    Roman Hol­i­day: Try, try, and try again! :-)

    Yes, you recounted the hotel inci­dent. Now remem­ber, this time, it wasn’t me who brought up Ground­hog Day! :-)

    And um…, did you see the win­ners above?

  • http://litterateuse.wordpress.com g

    Yes, I have Rashomon & Rear Win­dow here; quite the favorites! (Knew they’d make it here, btw) Red Beard, I had really wanted to see, but some­where I for­got about it. Hus­band is a Kuro­sawa fan, so I’m sure I’ll see it in this life­time :)

    BTW, that index­ing post you did really helps, thanks!

  • http://skeptic.skepticgeek.com Mahen­dra

    Great — I’m happy. I really want you to see Red Beard, please don’t miss it. Get­ting Cri­te­rion DVDs should be easy in the US. I had to get my Kuro­sawas right from Japan!

    Re: index­ing post — thanks, you’re wel­come! Helps me too. :-)

  • Anand

    Sorry… another one:
    The Red Vio­lin (Le vio­lon rouge)

  • http://skeptic.skepticgeek.com Mahen­dra

    Wow. Thanks. I’m amazed and delighted at the flow of rec­om­men­da­tions com­ing in!

  • http://skeptic.skepticgeek.com Mahen­dra

    I’m not famil­iar with Kies­lowski, though I might have caught one of his films dur­ing my film club days a long time back.

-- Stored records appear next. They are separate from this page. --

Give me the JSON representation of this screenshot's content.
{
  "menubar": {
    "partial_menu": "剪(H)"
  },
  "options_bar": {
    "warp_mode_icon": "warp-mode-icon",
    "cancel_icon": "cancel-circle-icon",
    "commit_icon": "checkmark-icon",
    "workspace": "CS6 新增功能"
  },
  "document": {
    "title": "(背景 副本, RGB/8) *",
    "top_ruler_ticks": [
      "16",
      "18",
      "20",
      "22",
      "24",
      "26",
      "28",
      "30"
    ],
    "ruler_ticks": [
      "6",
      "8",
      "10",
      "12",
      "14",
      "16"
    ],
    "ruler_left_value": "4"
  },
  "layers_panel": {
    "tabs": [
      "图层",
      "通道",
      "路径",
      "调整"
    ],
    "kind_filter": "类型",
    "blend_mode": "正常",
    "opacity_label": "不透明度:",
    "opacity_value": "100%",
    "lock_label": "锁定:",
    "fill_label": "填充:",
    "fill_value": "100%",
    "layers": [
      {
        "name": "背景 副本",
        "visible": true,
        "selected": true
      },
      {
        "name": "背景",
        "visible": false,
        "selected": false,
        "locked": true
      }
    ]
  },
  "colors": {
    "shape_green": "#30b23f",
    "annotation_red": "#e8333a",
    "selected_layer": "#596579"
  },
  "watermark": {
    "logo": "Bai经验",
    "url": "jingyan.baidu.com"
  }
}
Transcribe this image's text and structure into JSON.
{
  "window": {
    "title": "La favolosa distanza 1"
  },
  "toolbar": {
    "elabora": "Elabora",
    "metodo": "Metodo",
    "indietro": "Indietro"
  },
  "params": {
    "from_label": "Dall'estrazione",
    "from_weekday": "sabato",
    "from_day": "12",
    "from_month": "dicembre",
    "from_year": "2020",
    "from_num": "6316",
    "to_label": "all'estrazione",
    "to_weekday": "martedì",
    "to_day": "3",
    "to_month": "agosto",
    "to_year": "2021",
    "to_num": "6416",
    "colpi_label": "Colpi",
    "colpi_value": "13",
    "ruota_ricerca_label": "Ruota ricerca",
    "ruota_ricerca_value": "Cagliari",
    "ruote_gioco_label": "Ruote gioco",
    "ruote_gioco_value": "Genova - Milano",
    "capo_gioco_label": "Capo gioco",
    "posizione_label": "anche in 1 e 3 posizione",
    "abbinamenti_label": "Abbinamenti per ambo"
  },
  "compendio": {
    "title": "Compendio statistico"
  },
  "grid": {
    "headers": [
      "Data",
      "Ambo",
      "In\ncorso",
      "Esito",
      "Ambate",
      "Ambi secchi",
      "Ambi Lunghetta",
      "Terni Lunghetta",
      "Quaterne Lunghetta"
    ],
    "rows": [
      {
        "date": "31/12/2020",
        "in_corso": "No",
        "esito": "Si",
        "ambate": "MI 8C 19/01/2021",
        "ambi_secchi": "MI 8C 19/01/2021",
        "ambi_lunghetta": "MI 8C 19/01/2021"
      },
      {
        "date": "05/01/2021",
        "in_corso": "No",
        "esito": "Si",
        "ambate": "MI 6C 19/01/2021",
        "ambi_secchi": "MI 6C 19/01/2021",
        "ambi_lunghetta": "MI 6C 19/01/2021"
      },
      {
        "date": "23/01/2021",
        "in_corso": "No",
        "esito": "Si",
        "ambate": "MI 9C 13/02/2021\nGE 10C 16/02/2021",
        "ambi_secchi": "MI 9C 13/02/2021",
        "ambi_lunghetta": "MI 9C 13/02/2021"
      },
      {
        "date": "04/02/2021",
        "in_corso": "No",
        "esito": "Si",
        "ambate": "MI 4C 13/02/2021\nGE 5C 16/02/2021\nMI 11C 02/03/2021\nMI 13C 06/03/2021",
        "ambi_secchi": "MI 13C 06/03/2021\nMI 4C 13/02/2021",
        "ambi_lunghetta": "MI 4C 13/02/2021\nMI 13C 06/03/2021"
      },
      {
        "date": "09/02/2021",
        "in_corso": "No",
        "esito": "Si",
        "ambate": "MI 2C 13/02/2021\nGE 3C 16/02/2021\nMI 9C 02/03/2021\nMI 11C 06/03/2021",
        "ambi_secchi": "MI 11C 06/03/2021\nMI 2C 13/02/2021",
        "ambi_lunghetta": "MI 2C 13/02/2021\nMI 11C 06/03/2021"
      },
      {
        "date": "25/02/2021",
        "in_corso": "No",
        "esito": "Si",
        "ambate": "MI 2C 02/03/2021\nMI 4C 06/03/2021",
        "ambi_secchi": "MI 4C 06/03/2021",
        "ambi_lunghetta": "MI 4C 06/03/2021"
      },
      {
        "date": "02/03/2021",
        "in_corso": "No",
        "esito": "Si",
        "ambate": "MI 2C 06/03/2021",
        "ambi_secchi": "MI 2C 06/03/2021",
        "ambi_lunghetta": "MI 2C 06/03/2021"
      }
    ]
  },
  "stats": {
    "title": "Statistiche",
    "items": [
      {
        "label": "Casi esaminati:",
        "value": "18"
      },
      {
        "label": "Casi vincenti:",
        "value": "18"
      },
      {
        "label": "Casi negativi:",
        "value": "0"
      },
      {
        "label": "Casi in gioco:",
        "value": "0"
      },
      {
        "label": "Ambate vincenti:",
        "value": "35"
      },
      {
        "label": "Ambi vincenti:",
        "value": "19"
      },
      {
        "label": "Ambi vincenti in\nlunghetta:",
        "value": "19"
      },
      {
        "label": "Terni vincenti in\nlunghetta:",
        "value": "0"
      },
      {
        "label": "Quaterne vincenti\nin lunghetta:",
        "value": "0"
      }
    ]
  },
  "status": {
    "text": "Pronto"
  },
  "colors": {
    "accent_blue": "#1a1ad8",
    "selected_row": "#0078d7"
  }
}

    No, haven’t seen Raise the Red Lantern. Seems like a pow­er­ful one, haven’t seen many good Chi­nese films. Will add to list, thanks!